Polish-German stereotypes have varied across time and have been heavily dependent on the period in history, people’s personal experiences and the political climate. As such, they  have often been used to manipulate Polish and German societies. Formed and transformed by the changing realities, they have influenced the ways in which Polish and Germans view one another.

June 22, 2016 - Kinga Gajda

Resolving borders and building bridges

When we think back to June 1991, we see great value in the treaty between Poland and Germany. It was a new beginning in relations between the two states. Yet, the treaty was more than bilateral, it was also a building bloc in the construction of a new Europe, without which there would be no united Germany, NATO or the European Union. Every time I cross the Polish-German border, which nowadays is merely a formal line, seeing as there are no controls or checkpoints, I feel like a free European. I feel the positive aspect of history and the great decisions that led us here. I write this because as a teenager, I experienced a completely different reality, a continent divided by the iron curtain. Even in the 1990s, a time when Poland was already free and Germany had united, cross-border travel was not as pleasant an experience as it is today, because the Oder and Nysa rivers marked the periphery of the European Union. At that time, we still had to wait at the border and go through border control.

June 16, 2016 - Basil Kerski

Partners
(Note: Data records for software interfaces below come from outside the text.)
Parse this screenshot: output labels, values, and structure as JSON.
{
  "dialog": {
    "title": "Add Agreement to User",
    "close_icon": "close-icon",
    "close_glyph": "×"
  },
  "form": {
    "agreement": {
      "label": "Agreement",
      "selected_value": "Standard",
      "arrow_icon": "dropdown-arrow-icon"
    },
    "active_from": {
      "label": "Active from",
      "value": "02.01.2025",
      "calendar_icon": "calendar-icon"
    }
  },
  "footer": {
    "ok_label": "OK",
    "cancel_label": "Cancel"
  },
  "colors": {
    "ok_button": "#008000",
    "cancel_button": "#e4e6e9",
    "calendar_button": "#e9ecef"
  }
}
Terms of Use | Cookie policy | Copyryight 2018 Kolegium Europy Wschodniej im. Jana Nowaka-Jeziorańskiego 31-153 Kraków
tworzenie stron www : hauerpower.com studio krakow.